Records drawn from a dataset
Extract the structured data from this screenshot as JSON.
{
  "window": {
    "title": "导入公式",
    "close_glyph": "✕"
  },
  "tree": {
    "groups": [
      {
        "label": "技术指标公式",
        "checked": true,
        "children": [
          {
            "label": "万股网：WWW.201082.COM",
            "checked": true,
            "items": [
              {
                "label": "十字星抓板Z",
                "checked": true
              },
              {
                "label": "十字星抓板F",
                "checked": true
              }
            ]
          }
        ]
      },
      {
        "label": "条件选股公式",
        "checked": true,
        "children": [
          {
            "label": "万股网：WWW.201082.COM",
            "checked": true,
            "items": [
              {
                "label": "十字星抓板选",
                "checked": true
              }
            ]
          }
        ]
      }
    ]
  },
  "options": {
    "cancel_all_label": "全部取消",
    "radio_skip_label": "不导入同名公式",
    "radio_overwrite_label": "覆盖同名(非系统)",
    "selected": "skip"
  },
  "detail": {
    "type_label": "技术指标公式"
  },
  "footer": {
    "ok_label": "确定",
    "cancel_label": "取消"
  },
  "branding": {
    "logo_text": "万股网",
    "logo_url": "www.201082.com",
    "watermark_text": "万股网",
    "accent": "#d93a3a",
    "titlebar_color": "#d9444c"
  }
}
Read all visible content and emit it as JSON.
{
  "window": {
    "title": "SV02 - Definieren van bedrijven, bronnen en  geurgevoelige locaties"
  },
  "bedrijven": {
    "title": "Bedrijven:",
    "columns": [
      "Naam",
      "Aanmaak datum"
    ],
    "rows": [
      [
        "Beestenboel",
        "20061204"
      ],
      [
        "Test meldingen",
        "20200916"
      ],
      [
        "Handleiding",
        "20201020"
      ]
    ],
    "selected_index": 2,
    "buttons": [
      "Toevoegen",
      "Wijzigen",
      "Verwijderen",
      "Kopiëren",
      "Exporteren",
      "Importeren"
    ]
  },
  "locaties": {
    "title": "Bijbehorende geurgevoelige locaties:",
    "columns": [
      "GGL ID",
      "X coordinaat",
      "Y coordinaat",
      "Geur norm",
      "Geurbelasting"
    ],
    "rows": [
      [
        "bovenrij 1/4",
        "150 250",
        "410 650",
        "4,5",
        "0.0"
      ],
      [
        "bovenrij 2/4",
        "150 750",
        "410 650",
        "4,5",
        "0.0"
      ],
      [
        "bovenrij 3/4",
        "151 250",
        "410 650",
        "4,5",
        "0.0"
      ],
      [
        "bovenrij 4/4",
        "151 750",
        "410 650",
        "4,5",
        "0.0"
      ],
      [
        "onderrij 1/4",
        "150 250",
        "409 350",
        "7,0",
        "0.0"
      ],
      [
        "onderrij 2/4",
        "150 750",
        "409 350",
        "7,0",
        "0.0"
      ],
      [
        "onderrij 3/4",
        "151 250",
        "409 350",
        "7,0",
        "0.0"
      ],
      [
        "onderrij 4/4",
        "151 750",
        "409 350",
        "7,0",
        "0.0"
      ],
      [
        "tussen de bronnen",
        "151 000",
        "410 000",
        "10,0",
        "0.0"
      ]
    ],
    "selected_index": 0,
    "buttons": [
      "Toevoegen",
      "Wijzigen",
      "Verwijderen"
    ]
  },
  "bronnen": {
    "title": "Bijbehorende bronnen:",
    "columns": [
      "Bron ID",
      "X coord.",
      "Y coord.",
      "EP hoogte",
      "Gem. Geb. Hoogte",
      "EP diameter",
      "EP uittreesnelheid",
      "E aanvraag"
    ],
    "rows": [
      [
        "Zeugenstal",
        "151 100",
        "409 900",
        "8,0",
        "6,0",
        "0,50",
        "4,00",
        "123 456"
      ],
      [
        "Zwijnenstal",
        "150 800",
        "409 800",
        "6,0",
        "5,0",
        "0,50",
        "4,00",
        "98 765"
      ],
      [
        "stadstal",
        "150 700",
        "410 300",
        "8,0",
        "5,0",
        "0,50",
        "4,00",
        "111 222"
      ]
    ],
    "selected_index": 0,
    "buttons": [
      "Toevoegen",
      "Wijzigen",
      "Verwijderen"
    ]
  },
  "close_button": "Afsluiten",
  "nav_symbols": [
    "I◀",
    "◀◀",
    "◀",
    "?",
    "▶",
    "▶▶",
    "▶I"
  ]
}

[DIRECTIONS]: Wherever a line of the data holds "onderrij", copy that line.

[RESPONSE BELOW]:
        "onderrij 1/4",
        "onderrij 2/4",
        "onderrij 3/4",
        "onderrij 4/4",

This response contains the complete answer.